Every book you read (with some very small areas of exception, such as math or chemistry) contains assertions and opinions that are wrong or imprecise. I swear to God, that’s not a plot on anyone’s part; it’s just the publishing industry. Barbara Tuchman made a two-day mistake in “Guns of August” about the timeline of Russia’s involvement in WWI. Does it mean the woman’s completely wrong on everything? No. But she isn’t infallible.

Learning, as MacDonald mentions, is a necessary component of survival, just like eating. What’s the first thing you learn in a kitchen? Don’t run. Don’t hurry. Don’t look away from the knife. There are reasons, very good ones, for why the best things that come out of a kitchen take time. You want shortcuts? Go ahead, shove that frozen tray of processed junk into the microwave. It’ll be the temperature of molten lead in under five minutes and you can wolf it down straightaway so you can get back to racing through what will still be a trivially minute percentage of human knowledge by the time you’re done.

Slow down. Paraphrase the Shakers: read each book as though today was your last day on Earth, and as though you had all the time in the world to finish.

I’m not trying to sound like Grumpy Old Man, but I’ve worked in the corporate world for 20-odd years, and the biggest, absolutely most misery-inducing thing is when someone comes along with the whiz-bang newest solution to “inefficiency.” Whether it’s the bullshit of Six Sigma or “Who Moved My Cheese?” or the nonsense of forbidding anyone to say there’s a “problem” (it’s a “challenge” or an “opportunity”), a whole lot of people continue to insist that the new way is great and the old way is crap. Sometimes, that’s true. But usually, it’s because the person who’s telling you the new way is better has a couple thousand bottles of “new way” in a warehouse somewhere.

And I’m stepping off my soapbox.

From my point of view … speed reading works as long as you get confident about it . When you read and understand what you read , you get confident .
For example … if you buy yourself a new car , you give it all the attention you have that day . Your mind is captured by that car , you can’t think of anything else that day . But after 2 weeks , you may be interested in something else . Your car’s value has dropped in your eyes , you are maybe even bored by it . That effect is also true with text . If you read something very slow for the first time … it has some sort of energy to it . If you read only like this … it won’t get you very far , because you will get bored . You need to change the pace sometimes . To force yourself to do something new . I study German … and I found out for example , that if I change the pace of the clip , I make much faster progress . Much much faster , because my mind will be connected to that new thing, it won’t wander off . So Kinma is right . And I think , going very slow has advantages as speed reading . Photoreading also has it’s advantages , but the advantages are more subtle . As long as you get confident when doing something … it will have a positive effect on you .

My recommendation is

Reading with the right brain by David Butler

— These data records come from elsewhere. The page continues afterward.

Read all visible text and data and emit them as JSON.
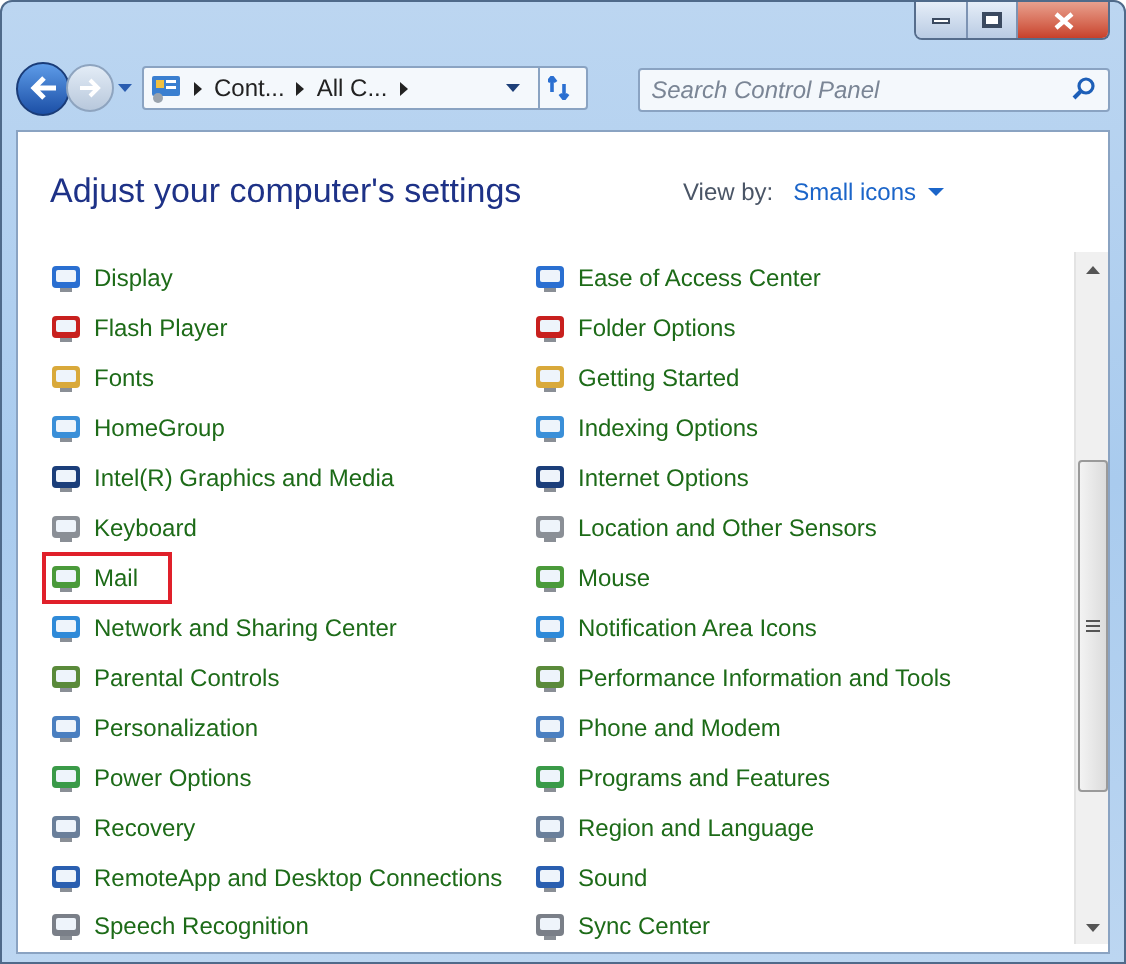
{
  "window": {
    "controls": [
      {
        "kind": "minimize"
      },
      {
        "kind": "maximize"
      },
      {
        "kind": "close"
      }
    ]
  },
  "navigation": {
    "breadcrumbs": [
      "Cont...",
      "All C..."
    ],
    "search": {
      "placeholder": "Search Control Panel"
    }
  },
  "header": {
    "title": "Adjust your computer's settings",
    "view_by_label": "View by:",
    "view_by_value": "Small icons"
  },
  "columns": [
    [
      {
        "label": "Display",
        "highlighted": false
      },
      {
        "label": "Flash Player",
        "highlighted": false
      },
      {
        "label": "Fonts",
        "highlighted": false
      },
      {
        "label": "HomeGroup",
        "highlighted": false
      },
      {
        "label": "Intel(R) Graphics and Media",
        "highlighted": false
      },
      {
        "label": "Keyboard",
        "highlighted": false
      },
      {
        "label": "Mail",
        "highlighted": true
      },
      {
        "label": "Network and Sharing Center",
        "highlighted": false
      },
      {
        "label": "Parental Controls",
        "highlighted": false
      },
      {
        "label": "Personalization",
        "highlighted": false
      },
      {
        "label": "Power Options",
        "highlighted": false
      },
      {
        "label": "Recovery",
        "highlighted": false
      },
      {
        "label": "RemoteApp and Desktop Connections",
        "highlighted": false
      },
      {
        "label": "Speech Recognition",
        "highlighted": false
      }
    ],
    [
      {
        "label": "Ease of Access Center",
        "highlighted": false
      },
      {
        "label": "Folder Options",
        "highlighted": false
      },
      {
        "label": "Getting Started",
        "highlighted": false
      },
      {
        "label": "Indexing Options",
        "highlighted": false
      },
      {
        "label": "Internet Options",
        "highlighted": false
      },
      {
        "label": "Location and Other Sensors",
        "highlighted": false
      },
      {
        "label": "Mouse",
        "highlighted": false
      },
      {
        "label": "Notification Area Icons",
        "highlighted": false
      },
      {
        "label": "Performance Information and Tools",
        "highlighted": false
      },
      {
        "label": "Phone and Modem",
        "highlighted": false
      },
      {
        "label": "Programs and Features",
        "highlighted": false
      },
      {
        "label": "Region and Language",
        "highlighted": false
      },
      {
        "label": "Sound",
        "highlighted": false
      },
      {
        "label": "Sync Center",
        "highlighted": false
      }
    ]
  ]
}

Based on theories provided in Drawing with the right brain by Betty Edwards, which is available at archive.org. Drawing with the Right Brain is taught all over the country to multiple corporations searching for new techniques to improve their decision making and creative processes.

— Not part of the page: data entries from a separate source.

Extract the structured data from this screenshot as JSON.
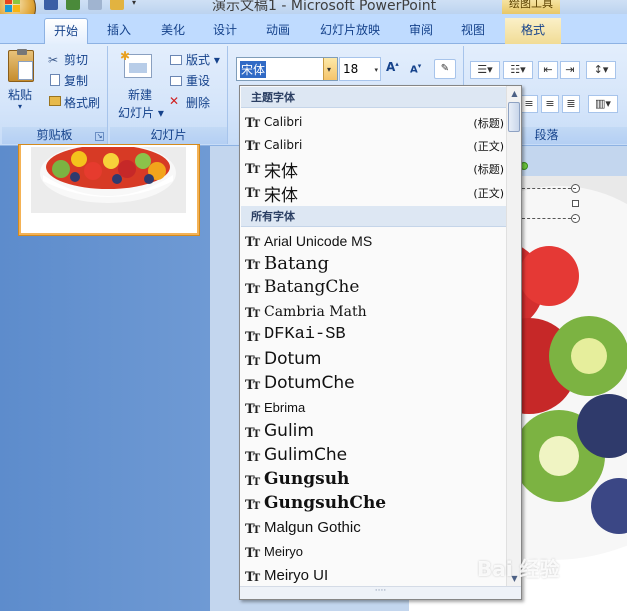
{
  "window": {
    "title": "演示文稿1 - Microsoft PowerPoint",
    "context_tab_group": "绘图工具"
  },
  "tabs": [
    {
      "label": "开始",
      "active": true
    },
    {
      "label": "插入"
    },
    {
      "label": "美化"
    },
    {
      "label": "设计"
    },
    {
      "label": "动画"
    },
    {
      "label": "幻灯片放映"
    },
    {
      "label": "审阅"
    },
    {
      "label": "视图"
    },
    {
      "label": "格式",
      "context": true
    }
  ],
  "ribbon": {
    "clipboard": {
      "paste": "粘贴",
      "cut": "剪切",
      "copy": "复制",
      "format_painter": "格式刷",
      "caption": "剪贴板"
    },
    "slides": {
      "new_slide_line1": "新建",
      "new_slide_line2": "幻灯片 ▾",
      "layout": "版式 ▾",
      "reset": "重设",
      "delete": "删除",
      "caption": "幻灯片"
    },
    "font": {
      "name": "宋体",
      "size": "18"
    },
    "paragraph": {
      "caption": "段落"
    }
  },
  "font_dropdown": {
    "theme_header": "主题字体",
    "theme_fonts": [
      {
        "name": "Calibri",
        "tag": "(标题)"
      },
      {
        "name": "Calibri",
        "tag": "(正文)"
      },
      {
        "name": "宋体",
        "tag": "(标题)"
      },
      {
        "name": "宋体",
        "tag": "(正文)"
      }
    ],
    "all_header": "所有字体",
    "all_fonts": [
      "Arial Unicode MS",
      "Batang",
      "BatangChe",
      "Cambria Math",
      "DFKai-SB",
      "Dotum",
      "DotumChe",
      "Ebrima",
      "Gulim",
      "GulimChe",
      "Gungsuh",
      "GungsuhChe",
      "Malgun Gothic",
      "Meiryo",
      "Meiryo UI"
    ],
    "grip": "····"
  },
  "watermark": "Bai 经验",
  "colors": {
    "ribbon_bg": "#dbe8f9",
    "tab_row": "#bfdbff",
    "slides_panel": "#6592cf",
    "selection": "#316ac5",
    "dropdown_header": "#dde7f3"
  }
}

Mr. Butler attempts to convince the reader that improving reading relies entirely on two things,

  1. activating the right side of the brain (which has also been identified as the diffuse thinking system by Barbara Oakley, and system 2 by Daniel Kahneman).
  2. improving comprehension (accomplished mainly through creating a mental movie, similar to Ramon Campayo’s technique)

the book is the best I have seen on this topic, and offers the first 1000 words of many books to practice on.